You see, I’m a teacher. As such, I’m on the forefront of the future. This is not me bragging or patting myself on the back, I’m simply stating that children are said to be our future and teachers work with children, ergo I get to see what may be a norm in the generations to come.

I gleaned what may well be a new cultural standard in the coming years from a recent conversation with a talkative, precocious first grader with long, scraggly blond hair. I was in the library at a local elementary school when this insightful ragamuffin voiced his gaiety that Donald Trump will be our next president.

Of course, in my head I’m thinking kid, we need Donald Trump as president about as much as we need an enema (entertaining when it happens to someone else); but I held my tongue, and I’m glad I did because his next comment both frightened and amused me.

As if trying to sell me on Trump as president, he very casually said,

“He only lies a some of the time, not as much as he used to.” I guffawed. He reacted as if it were a statement of fact, not meant to inspire comedy.
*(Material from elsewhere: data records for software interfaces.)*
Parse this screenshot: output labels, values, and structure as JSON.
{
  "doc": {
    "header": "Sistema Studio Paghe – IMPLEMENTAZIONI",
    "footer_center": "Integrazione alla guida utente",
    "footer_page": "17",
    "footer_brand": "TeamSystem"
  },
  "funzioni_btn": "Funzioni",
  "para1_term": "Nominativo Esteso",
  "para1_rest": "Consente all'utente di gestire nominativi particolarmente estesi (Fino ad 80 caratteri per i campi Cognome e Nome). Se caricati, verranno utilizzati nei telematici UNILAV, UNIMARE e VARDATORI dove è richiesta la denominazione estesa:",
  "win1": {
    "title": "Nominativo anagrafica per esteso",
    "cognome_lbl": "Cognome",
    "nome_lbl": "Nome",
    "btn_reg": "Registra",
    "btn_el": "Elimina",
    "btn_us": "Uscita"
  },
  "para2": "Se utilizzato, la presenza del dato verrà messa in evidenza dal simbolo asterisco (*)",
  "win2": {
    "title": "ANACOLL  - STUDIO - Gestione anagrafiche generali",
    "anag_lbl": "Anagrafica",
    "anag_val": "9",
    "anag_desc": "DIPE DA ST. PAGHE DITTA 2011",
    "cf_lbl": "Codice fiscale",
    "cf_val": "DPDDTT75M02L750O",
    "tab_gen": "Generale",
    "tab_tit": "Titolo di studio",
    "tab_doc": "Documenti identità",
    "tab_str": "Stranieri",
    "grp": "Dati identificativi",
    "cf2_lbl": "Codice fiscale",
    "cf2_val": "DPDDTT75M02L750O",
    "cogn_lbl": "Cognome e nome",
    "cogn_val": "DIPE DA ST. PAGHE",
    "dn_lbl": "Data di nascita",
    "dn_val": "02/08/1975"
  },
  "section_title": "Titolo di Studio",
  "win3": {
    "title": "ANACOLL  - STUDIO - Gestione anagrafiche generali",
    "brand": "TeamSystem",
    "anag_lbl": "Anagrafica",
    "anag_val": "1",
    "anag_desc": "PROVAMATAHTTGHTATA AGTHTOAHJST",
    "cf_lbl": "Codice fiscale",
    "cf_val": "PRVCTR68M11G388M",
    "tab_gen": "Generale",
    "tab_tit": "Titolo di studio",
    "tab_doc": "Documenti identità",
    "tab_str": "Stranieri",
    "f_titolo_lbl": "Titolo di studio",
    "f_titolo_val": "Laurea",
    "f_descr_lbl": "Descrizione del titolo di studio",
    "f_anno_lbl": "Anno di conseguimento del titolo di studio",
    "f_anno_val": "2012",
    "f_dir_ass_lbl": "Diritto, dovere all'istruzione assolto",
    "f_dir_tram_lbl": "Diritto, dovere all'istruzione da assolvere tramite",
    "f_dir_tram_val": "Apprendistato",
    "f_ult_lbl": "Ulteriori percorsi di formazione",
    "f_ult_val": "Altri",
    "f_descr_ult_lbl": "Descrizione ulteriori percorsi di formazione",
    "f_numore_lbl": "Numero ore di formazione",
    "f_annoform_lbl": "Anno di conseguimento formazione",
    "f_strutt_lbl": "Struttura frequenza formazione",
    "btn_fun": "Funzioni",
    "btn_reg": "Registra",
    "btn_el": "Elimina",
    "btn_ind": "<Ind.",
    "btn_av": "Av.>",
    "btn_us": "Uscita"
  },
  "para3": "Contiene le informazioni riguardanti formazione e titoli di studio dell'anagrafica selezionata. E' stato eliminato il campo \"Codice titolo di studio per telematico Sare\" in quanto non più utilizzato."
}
It occurred to me then that honesty has been compromised. It’s no longer about lying or not lying. It’s about who lies the least and/or who’s best at covering it up. Shouldn’t the expectation be total transparency from our elected officials? Will this become a party slogan in the years to come? “Vote for Justin Bieber (I can conceive of this happening now), he tells 40% fewer lies than his opponent.” Or maybe, “research indicates that one out of every four statements made by Trump in the 2016 election was found to be a lie. Justin Bieber vows to lie only once for every five statements*. That’s a 20% reduction in zingers coming from your commander in chief. So a vote for Justin is a vote for more honesty (not too much though).”snap-2016-11-11-at-22-43-08

Anyway, I’m getting off track here, the point is the ethical landscape of our culture is overgrown with lies and deceit without a standard of decency to maintain it. The boy can’t be faulted for his opinions, he’s only 7 or so; but do his words ominously predict a future of “honest enough”? Or am I overanalyzing something a child said?

*This statement may or may not be true.

FIN

@JarrettLWilson